In order to help the trainees bond with the campers and practice verbal and non-verbal communication as much as possible, we created a scavenger hunt for the first day at camp. Each team consisted of 8-9 Mongolian campers and 2 Americans (each American with a digital camera). To really make the communication happen, we made the scavenger list in Mongolian. The campers needed to find ways to let their Americans know they needed to:
- Get a picture with the entire team touching one of the yellow rocks (half way up a mountain)
- Lift one of the campers in the air
- Know the names of all their Mongolian teammates
- Sing one verse of a mongolian song
- Create a team pyramid
- Take a picture of 4 campers and an american doing a cartwheel simultaneously
(all in Mongolian)
ME: "What are S'mores?"
MONGOLIAN KID CAMPERS: "*name brand cracker* then chocolate then hot white candy then *name brand cracker."
"like hot bon-bon"
"with fire chocopie" "sweet cracker (miming on top) chocolate (miming on top) white on fire candy (miming on top) more sweet cracker then yum yum tasty"
After each team explained it, we let the campers know that we would be making S'mores the next day during the camp fire. They were all impressed and very pleased with our "jinkhin" (authentic) American camp food. During the camp fire we sang Mongolian and American songs, including both national anthems, as prompted by the campers.
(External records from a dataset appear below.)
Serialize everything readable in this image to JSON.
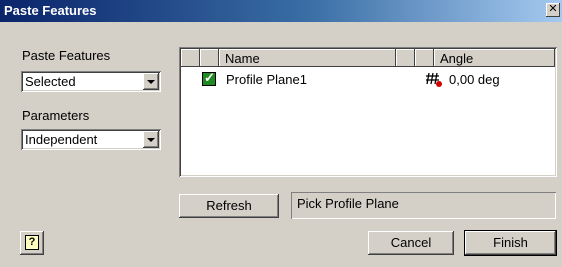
{
  "window": {
    "title": "Paste Features",
    "close_icon": "close-icon"
  },
  "left_panel": {
    "paste_label": "Paste Features",
    "paste_value": "Selected",
    "params_label": "Parameters",
    "params_value": "Independent"
  },
  "list": {
    "columns": [
      "",
      "",
      "Name",
      "",
      "",
      "Angle"
    ],
    "rows": [
      {
        "checked": true,
        "name": "Profile Plane1",
        "icon": "profile-plane-icon",
        "angle": "0,00 deg"
      }
    ]
  },
  "buttons": {
    "refresh": "Refresh",
    "cancel": "Cancel",
    "finish": "Finish",
    "help_glyph": "?"
  },
  "status": {
    "text": "Pick Profile Plane"
  }
}
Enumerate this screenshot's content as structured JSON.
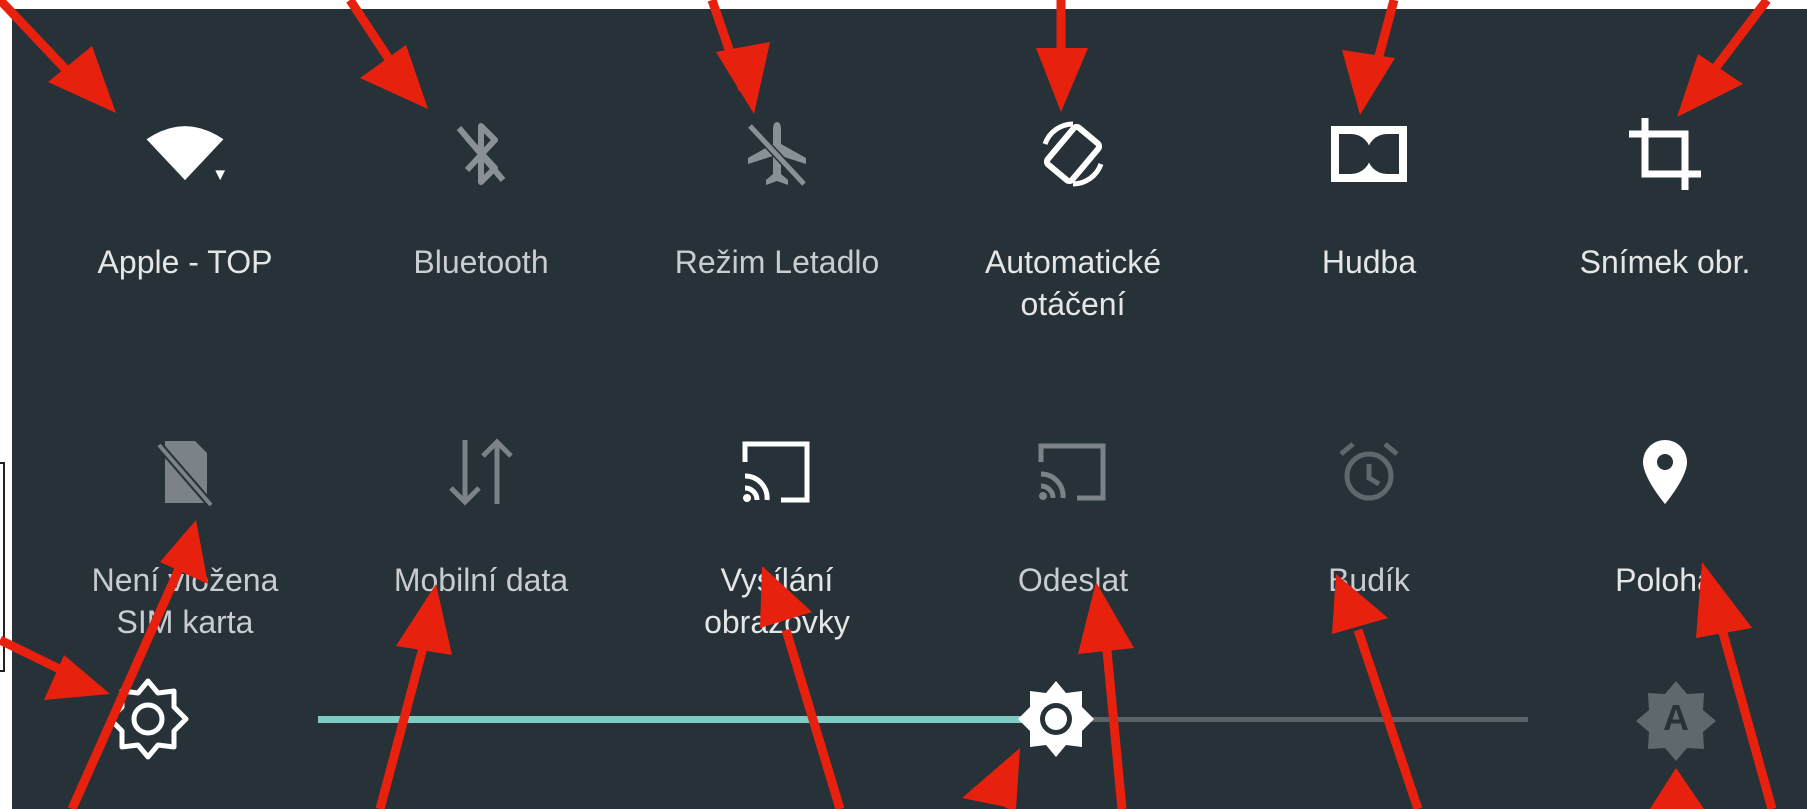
{
  "quick_settings": {
    "row1": [
      {
        "label": "Apple - TOP",
        "icon": "wifi-icon",
        "state": "on"
      },
      {
        "label": "Bluetooth",
        "icon": "bluetooth-off-icon",
        "state": "off"
      },
      {
        "label": "Režim Letadlo",
        "icon": "airplane-icon",
        "state": "off"
      },
      {
        "label": "Automatické\notáčení",
        "icon": "auto-rotate-icon",
        "state": "on"
      },
      {
        "label": "Hudba",
        "icon": "dolby-icon",
        "state": "on"
      },
      {
        "label": "Snímek obr.",
        "icon": "crop-icon",
        "state": "on"
      }
    ],
    "row2": [
      {
        "label": "Není vložena\nSIM karta",
        "icon": "no-sim-icon",
        "state": "off"
      },
      {
        "label": "Mobilní data",
        "icon": "mobile-data-icon",
        "state": "off"
      },
      {
        "label": "Vysílání\nobrazovky",
        "icon": "cast-icon",
        "state": "on"
      },
      {
        "label": "Odeslat",
        "icon": "cast-send-icon",
        "state": "off"
      },
      {
        "label": "Budík",
        "icon": "alarm-icon",
        "state": "off"
      },
      {
        "label": "Poloha",
        "icon": "location-icon",
        "state": "on"
      }
    ]
  },
  "brightness": {
    "level": 0.61,
    "icon_left": "brightness-icon",
    "icon_auto": "auto-brightness-icon",
    "auto_letter": "A"
  },
  "colors": {
    "panel_bg": "#263238",
    "accent": "#80cbc4",
    "track": "#5a6368",
    "annotation_arrow": "#e8210f"
  }
}
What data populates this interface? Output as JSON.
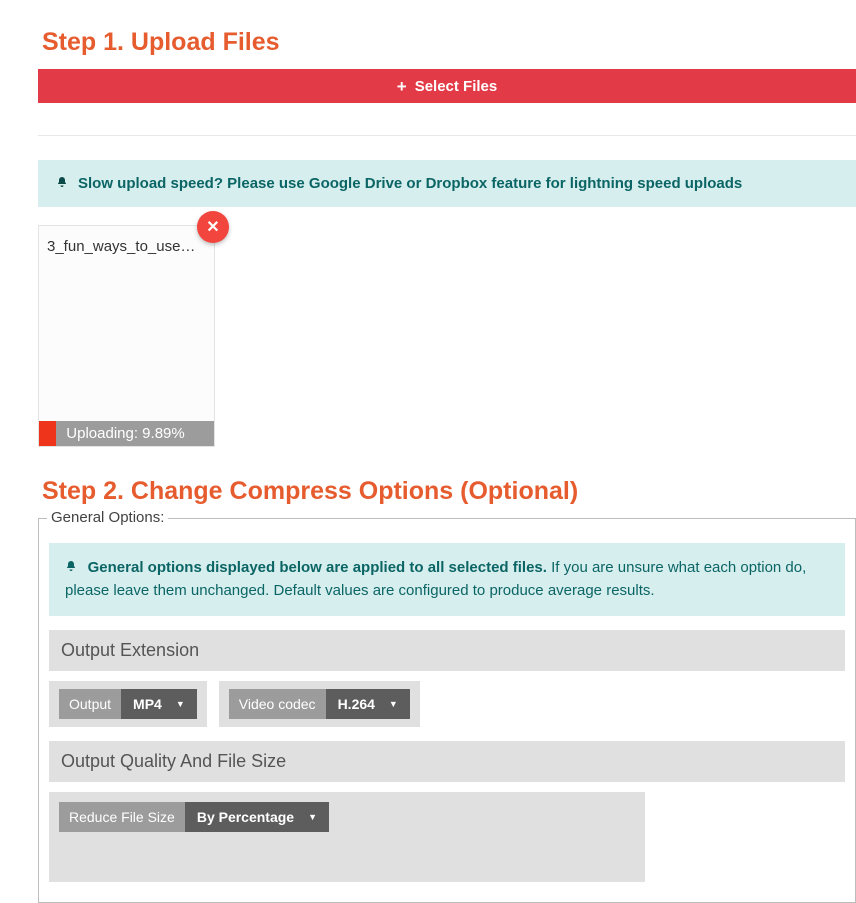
{
  "step1": {
    "heading": "Step 1. Upload Files",
    "select_button_label": "Select Files"
  },
  "upload_hint": {
    "text": "Slow upload speed? Please use Google Drive or Dropbox feature for lightning speed uploads"
  },
  "upload_card": {
    "filename": "3_fun_ways_to_use…",
    "progress_percent": 9.89,
    "progress_label": "Uploading: 9.89%"
  },
  "step2": {
    "heading": "Step 2. Change Compress Options (Optional)",
    "fieldset_legend": "General Options:",
    "info_strong": "General options displayed below are applied to all selected files.",
    "info_rest": " If you are unsure what each option do, please leave them unchanged. Default values are configured to produce average results.",
    "output_extension_header": "Output Extension",
    "output_label": "Output",
    "output_value": "MP4",
    "codec_label": "Video codec",
    "codec_value": "H.264",
    "quality_header": "Output Quality And File Size",
    "reduce_label": "Reduce File Size",
    "reduce_value": "By Percentage"
  }
}
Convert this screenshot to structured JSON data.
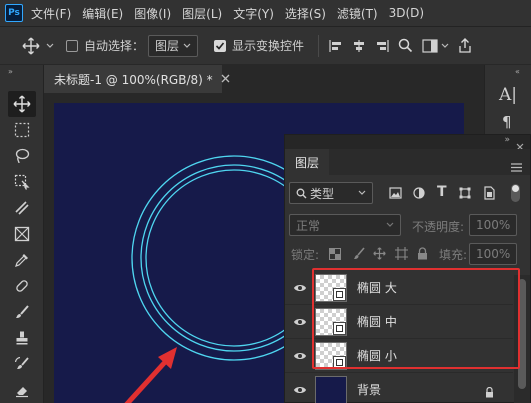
{
  "app": {
    "logo": "Ps"
  },
  "menu": [
    "文件(F)",
    "编辑(E)",
    "图像(I)",
    "图层(L)",
    "文字(Y)",
    "选择(S)",
    "滤镜(T)",
    "3D(D)"
  ],
  "options": {
    "auto_select_label": "自动选择：",
    "auto_select_checked": false,
    "auto_select_target": "图层",
    "show_transform_label": "显示变换控件",
    "show_transform_checked": true
  },
  "document": {
    "tab_title": "未标题-1 @ 100%(RGB/8) *"
  },
  "colors": {
    "canvas": "#161a4a",
    "circle_stroke": "#4fd6f0",
    "highlight": "#e03030",
    "arrow": "#e03030"
  },
  "layers_panel": {
    "tab_label": "图层",
    "filter_kind": "类型",
    "blend_mode": "正常",
    "opacity_label": "不透明度:",
    "opacity_value": "100%",
    "lock_label": "锁定:",
    "fill_label": "填充:",
    "fill_value": "100%",
    "layers": [
      {
        "name": "椭圆 大",
        "visible": true
      },
      {
        "name": "椭圆 中",
        "visible": true
      },
      {
        "name": "椭圆 小",
        "visible": true
      },
      {
        "name": "背景",
        "visible": true,
        "locked": true
      }
    ]
  }
}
One of the most difficult parts of being a Peace Corps volunteer is learning how to work with a counterpart, and the greatest role of a Peace Corps volunteer is to build the capacity of your counterparts. The process of working with your counterpart and your host country organization to find the needs of the community and work with your counterpart to help them effectively do the work that is necessary is time consuming, frustrating, and typically doesn't work how you want it to. But, what WE want is not the point. This is a hard concept to teach. I know the trainees have been very frustrated by it, and I have been frustrated by trying to teach it. Luckily, it was a highly successful few days in at the children's camp.
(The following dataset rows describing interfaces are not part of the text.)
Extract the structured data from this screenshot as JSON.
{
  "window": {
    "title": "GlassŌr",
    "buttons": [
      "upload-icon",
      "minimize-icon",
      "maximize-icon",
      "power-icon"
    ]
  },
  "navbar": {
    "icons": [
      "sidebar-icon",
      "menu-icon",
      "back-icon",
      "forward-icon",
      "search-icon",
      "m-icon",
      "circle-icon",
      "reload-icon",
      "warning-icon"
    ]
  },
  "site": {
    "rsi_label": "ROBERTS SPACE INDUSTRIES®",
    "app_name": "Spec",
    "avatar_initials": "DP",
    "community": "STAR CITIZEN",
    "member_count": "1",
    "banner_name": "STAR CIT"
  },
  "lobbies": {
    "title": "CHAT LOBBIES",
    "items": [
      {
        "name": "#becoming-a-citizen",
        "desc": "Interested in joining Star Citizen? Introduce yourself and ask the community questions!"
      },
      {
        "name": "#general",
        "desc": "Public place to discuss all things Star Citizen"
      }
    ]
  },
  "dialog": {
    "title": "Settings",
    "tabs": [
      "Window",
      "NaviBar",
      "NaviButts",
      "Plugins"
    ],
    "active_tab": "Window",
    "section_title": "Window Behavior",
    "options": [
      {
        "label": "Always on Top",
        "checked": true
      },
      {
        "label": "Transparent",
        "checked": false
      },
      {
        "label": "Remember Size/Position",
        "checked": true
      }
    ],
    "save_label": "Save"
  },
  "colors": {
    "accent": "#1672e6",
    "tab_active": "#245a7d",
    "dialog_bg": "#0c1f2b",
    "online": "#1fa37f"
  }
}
Allison presents on HIV/AIDS asking students to place cards with behaviors in the "high risk" "medium risk" "little risk" and "no risk" catagories.
Megan presented on the topic of Self-esteem asking the campers to write postiive things about each other on papers on their back.
Molly's presentation on friendship went remarkably well as she had to present to teenagers and was able to help facilitate a great conversation the campers brought up about romantic relationships.
One of the most important things to teach as a CYD volunteer is life skills, and counterpart work is essential. Uugana, the PST CYD technica coordinator for the summer, had to work major overtime to work with each of the 8 trainees to help them prepare their life skills sessions. Each trainee was instructed to use Uugana as they would their counterpart at site. Unfortunatley for Uugana, much of the work is supposed to be on the shoulders of the counterpart. Thankfully, she's a good sport, and did an excellent job with the trainees. The trainees & Uugana presented on topics such as:
- Self esteem
- Decision making
Though I'm completely pooped (as are the trainees), I feel as though they will be much better prepared to create sustainable work at site! Now to sleep!